Other than size, price, and colour, the only difference you might find is the lack of a mobile app. It’s still built with the same touchscreen and safety features. It’s also very quiet. If you can deal with a smaller size and you want the cheaper price, this is a great solution.
- FlashForge Dreamer Review – Is the Dreamer Worth the Price?
- FlashForge Finder 3D Printer Review – Does the Finder Offer Enough?
Here’s another plug and play option right out of the box. It was also built with children and education in mind. It has automatic bed leveling, a touchscreen, built-in software, Wi-Fi, an internal camera for monitoring progress, and a completely enclosed design.
The primary difference is the build volume. On the QIDI, it’s 170mm x 150mm x 160, so it’s slightly larger than the Inventor 2. For the price, you’re better off getting a QIDI Tech X-Maker, but you will be giving up the mobile app and exotic filament choices.
Despite its enclosed design, nozzle changes on the Monoprice Voxel are very easy. While other enclosed 3D printers take around half an hour to change nozzles, this one doesn’t.
It also includes auto-leveling, but the cool thing about this one is that it comes enabled with cloud services right out of the box. Set it up quickly and you can control and print from anywhere with a Wi-Fi connection.
The world of 3D printers is confusing to some, and if you’re a beginner or you want to use one for education, here are some frequently asked questions that may have you wondering.
Can kids use 3D printers?
It is safe for kids to use select 3D printers, and always with supervision.
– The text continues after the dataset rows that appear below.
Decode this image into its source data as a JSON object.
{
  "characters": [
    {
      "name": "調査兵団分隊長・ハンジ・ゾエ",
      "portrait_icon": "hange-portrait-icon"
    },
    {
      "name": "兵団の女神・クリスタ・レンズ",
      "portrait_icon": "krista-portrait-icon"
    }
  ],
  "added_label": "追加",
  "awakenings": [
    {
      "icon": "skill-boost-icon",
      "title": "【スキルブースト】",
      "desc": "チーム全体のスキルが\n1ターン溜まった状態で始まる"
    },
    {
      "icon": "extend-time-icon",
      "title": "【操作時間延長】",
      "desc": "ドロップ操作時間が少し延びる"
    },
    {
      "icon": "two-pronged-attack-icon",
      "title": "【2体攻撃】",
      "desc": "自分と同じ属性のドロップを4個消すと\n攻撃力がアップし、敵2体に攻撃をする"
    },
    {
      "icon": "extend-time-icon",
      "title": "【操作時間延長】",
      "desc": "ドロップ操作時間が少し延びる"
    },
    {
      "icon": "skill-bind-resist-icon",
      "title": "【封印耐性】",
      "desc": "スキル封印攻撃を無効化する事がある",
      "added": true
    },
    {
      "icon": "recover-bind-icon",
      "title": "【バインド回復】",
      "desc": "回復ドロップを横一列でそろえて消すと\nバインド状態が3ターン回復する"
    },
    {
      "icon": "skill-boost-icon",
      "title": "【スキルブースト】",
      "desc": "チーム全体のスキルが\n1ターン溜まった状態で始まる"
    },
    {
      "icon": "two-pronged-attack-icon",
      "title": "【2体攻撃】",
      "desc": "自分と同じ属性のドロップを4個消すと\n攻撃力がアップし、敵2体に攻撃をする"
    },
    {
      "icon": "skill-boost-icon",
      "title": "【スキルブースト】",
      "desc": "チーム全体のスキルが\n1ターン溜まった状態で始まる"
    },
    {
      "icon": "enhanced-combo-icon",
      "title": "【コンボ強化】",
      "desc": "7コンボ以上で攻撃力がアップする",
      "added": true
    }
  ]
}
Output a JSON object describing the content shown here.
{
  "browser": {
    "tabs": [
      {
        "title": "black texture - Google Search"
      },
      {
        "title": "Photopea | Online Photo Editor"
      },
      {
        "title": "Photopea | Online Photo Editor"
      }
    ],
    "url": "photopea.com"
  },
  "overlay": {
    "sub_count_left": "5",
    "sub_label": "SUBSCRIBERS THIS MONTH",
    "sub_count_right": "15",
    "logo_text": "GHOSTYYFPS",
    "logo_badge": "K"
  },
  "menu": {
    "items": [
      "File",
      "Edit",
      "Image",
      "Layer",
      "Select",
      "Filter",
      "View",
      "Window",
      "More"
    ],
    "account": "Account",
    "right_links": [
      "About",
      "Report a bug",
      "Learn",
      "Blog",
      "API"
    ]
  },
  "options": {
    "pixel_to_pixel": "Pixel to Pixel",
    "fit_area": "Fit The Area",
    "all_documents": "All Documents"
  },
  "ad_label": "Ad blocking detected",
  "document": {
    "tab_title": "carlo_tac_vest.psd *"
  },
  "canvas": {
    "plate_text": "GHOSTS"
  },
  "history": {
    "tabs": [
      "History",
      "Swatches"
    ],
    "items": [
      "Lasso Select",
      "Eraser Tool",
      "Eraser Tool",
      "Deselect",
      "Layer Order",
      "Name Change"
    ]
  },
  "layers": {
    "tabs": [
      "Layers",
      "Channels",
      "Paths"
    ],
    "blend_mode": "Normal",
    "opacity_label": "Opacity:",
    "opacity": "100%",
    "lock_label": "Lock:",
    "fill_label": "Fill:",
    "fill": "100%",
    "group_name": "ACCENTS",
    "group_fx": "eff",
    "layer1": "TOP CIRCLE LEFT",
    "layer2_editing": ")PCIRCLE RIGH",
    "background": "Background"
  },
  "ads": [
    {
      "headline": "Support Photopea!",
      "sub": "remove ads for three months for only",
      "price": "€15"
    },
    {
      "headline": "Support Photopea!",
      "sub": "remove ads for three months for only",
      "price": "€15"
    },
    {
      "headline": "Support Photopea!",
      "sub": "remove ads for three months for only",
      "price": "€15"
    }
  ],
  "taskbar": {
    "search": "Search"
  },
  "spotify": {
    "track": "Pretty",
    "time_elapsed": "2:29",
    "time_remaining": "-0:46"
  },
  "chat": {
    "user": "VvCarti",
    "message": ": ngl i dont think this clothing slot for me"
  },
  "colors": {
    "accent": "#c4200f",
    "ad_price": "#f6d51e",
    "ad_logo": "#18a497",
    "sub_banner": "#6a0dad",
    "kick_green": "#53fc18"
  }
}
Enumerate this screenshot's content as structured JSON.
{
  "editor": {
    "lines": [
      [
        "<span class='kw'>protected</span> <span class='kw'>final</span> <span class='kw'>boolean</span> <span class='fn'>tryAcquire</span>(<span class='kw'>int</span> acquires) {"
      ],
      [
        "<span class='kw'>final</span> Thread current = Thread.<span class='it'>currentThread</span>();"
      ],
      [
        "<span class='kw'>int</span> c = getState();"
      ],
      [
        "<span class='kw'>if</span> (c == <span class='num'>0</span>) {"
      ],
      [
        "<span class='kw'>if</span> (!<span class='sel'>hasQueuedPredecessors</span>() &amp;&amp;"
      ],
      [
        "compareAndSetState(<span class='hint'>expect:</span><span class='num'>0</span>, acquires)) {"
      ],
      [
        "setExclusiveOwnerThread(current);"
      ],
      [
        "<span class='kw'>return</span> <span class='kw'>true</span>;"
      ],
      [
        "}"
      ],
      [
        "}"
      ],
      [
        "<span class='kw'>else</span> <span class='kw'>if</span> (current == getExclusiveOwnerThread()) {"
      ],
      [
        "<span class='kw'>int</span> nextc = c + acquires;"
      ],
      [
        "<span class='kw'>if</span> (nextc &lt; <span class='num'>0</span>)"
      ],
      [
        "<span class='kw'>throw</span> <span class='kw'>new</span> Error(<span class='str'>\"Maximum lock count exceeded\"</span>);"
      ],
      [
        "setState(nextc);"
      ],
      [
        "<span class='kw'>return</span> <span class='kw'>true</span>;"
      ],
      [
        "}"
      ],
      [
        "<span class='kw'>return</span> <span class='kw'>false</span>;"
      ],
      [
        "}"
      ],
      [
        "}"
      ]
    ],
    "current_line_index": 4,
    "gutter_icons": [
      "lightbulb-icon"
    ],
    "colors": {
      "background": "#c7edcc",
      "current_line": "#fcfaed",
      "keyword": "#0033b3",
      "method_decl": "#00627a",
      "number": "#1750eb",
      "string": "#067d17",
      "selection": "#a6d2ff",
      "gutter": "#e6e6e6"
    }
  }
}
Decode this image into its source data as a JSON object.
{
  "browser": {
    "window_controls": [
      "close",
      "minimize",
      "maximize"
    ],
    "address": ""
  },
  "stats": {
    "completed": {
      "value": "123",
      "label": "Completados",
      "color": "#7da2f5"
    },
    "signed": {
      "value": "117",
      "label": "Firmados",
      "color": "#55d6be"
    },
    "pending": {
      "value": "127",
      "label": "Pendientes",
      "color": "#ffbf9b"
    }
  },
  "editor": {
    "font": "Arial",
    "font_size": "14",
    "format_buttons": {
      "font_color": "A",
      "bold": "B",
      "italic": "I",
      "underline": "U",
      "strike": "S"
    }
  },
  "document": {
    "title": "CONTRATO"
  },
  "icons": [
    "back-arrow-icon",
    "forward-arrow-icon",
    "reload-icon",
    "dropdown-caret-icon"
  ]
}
Companies like Makers Empire are intentionally building 3D printers designed with the classroom in mind.
However, not all 3D printers are right for all kids. 3D printers have very hot components and very complicated mechanisms. Until the child learns how to use it appropriately, it’s important that an adult is there to help.
Any of the 3D printers listed in this review are safe to a certain extent. They’re enclosed and made with certain safety features that do what they can to protect little hands.
Safety should always be your first concern when getting a 3D printer for children to use, so do your research and choose wisely.
What is the best 3D printer for a beginner?
Flashforge makes some of the best 3D printers for beginners, including the Finder, the Inventor 2, the Adventurer, and the Dreamer. Not only that, but they’re backed by a company who has a heart for education and designs their printers with that in mind.
Outside of the Makers Empire models, you’ll find great beginner 3D printers in a lot of different places. Monoprice and QIDI are just a few of the other options.
Can you make toys with a 3D printer?
Speaking of children, many people want to know if they can print toys in their 3D printer. Since many toys are made of plastic, it’s natural that you might want to design your own if you have a 3D printer, and you can.
You can create your own designs or download models from the internet and create them at home. It’s easy to make almost anything with a 3D printer. The sky’s the limit, toys included.
Is PLA kid-safe?
If you’re going to be letting kids use the 3D printer, you may wonder if the filament is safe for them as well. PLA is bioplastic, so it’s non-toxic. It’s the safest material for kids to learn to print with. While there are 3D printers out there for kids that have interchangeable filaments, most come standard with PLA, which is the best option.
Beginners, students, and teachers alike will find that the Flashforge Inventor 2 is one of the best 3D printers for kids to learn. It’s geared toward education and built with the safety of children in mind.
It’s easy setup and quiet printing make it ideal for the classroom. The build volume is larger than its predecessor, but it’s also more expensive. This may turn some people off, but it’s well worth it for the safety features.
It also includes a mobile app and a camera to monitor progress remotely, so even if the class is over before the build is done, your students can keep tabs on their projects. If you’re in the market for a beginner 3D printer for kids, this is one of the better options available.